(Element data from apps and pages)
▬▬▬▬▬▬
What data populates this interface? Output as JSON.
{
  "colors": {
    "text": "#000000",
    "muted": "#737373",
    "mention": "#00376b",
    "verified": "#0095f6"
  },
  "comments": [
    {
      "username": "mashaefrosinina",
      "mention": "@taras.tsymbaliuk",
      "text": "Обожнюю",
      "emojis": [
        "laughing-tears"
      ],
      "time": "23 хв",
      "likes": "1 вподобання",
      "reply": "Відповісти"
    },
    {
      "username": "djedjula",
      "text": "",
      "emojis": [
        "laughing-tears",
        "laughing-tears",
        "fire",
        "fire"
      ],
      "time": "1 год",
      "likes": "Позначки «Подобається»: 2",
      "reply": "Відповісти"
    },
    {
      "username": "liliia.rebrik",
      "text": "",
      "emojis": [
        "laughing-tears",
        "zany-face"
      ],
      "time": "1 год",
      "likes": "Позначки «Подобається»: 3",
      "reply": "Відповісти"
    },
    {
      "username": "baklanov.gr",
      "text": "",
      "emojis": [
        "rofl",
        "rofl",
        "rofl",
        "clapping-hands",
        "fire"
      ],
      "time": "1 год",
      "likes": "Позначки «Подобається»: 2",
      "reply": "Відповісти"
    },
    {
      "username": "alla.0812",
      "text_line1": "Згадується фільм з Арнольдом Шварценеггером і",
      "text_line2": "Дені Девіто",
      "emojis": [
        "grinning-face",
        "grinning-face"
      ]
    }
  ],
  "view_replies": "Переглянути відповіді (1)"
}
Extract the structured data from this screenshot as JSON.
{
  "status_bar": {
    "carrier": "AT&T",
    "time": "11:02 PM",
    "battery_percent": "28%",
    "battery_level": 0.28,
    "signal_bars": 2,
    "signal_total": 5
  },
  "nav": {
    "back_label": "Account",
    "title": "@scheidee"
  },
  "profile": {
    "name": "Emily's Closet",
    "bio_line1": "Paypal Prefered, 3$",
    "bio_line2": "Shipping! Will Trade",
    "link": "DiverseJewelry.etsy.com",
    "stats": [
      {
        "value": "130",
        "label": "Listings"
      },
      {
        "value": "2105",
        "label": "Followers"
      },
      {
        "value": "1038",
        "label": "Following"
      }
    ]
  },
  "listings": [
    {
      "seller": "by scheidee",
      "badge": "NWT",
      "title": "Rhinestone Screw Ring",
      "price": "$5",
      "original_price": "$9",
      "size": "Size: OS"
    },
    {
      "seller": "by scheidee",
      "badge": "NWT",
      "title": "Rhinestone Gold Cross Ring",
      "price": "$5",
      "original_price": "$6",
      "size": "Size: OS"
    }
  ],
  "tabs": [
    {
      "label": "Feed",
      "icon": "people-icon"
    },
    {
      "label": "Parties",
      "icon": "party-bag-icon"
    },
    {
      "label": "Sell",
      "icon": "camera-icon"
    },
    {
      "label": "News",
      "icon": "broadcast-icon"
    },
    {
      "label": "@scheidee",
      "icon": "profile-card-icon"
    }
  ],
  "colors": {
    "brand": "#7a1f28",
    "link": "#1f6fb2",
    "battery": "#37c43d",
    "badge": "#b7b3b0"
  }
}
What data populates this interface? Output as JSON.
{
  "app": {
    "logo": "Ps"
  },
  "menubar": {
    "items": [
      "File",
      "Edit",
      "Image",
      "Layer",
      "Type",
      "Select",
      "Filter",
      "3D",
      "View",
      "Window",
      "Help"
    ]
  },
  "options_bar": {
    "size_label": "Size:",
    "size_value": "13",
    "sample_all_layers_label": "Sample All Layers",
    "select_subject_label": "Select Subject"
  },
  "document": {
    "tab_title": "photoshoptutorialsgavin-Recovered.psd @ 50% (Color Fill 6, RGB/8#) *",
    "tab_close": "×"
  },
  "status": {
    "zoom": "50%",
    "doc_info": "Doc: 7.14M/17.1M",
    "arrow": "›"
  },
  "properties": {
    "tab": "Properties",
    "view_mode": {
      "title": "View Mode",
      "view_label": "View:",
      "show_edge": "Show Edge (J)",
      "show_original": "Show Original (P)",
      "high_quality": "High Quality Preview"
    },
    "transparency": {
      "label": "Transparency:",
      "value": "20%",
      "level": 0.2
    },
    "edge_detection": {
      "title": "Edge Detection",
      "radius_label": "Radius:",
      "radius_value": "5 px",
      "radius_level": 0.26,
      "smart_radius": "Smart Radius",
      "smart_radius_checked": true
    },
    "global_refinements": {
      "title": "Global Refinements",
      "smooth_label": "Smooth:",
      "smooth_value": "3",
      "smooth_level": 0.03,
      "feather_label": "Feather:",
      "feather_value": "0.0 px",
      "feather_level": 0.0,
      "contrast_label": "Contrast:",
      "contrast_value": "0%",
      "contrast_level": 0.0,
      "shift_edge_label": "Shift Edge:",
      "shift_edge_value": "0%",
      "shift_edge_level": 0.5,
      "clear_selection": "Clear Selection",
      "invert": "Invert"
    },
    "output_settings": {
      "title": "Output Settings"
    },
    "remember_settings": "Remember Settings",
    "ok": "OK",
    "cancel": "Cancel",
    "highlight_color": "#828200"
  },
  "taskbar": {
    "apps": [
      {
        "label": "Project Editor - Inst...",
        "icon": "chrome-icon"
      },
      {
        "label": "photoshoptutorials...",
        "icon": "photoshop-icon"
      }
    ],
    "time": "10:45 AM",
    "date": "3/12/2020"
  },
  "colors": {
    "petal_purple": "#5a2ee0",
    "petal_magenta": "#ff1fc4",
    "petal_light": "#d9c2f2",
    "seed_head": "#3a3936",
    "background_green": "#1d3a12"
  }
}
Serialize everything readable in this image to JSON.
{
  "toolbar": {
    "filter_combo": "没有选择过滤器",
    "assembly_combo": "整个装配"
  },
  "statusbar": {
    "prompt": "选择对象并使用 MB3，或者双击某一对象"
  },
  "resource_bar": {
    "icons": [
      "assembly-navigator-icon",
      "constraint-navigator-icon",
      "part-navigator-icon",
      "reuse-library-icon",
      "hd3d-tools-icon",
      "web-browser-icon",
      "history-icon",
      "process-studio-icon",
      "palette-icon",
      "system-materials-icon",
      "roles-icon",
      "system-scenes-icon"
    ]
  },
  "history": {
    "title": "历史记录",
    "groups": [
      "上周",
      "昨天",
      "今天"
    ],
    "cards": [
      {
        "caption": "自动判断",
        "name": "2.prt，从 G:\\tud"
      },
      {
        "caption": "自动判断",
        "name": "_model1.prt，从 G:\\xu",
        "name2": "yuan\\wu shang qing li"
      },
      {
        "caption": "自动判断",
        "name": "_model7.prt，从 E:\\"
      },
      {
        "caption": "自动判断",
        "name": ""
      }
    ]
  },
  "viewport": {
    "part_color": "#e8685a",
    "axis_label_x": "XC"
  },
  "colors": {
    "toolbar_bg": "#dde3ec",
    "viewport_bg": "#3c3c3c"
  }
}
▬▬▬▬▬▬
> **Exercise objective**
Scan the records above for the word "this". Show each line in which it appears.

> **Finished task**
What data populates this interface? Output as JSON.
Extract the structured data from this screenshot as JSON.
What data populates this interface? Output as JSON.
Serialize everything readable in this image to JSON.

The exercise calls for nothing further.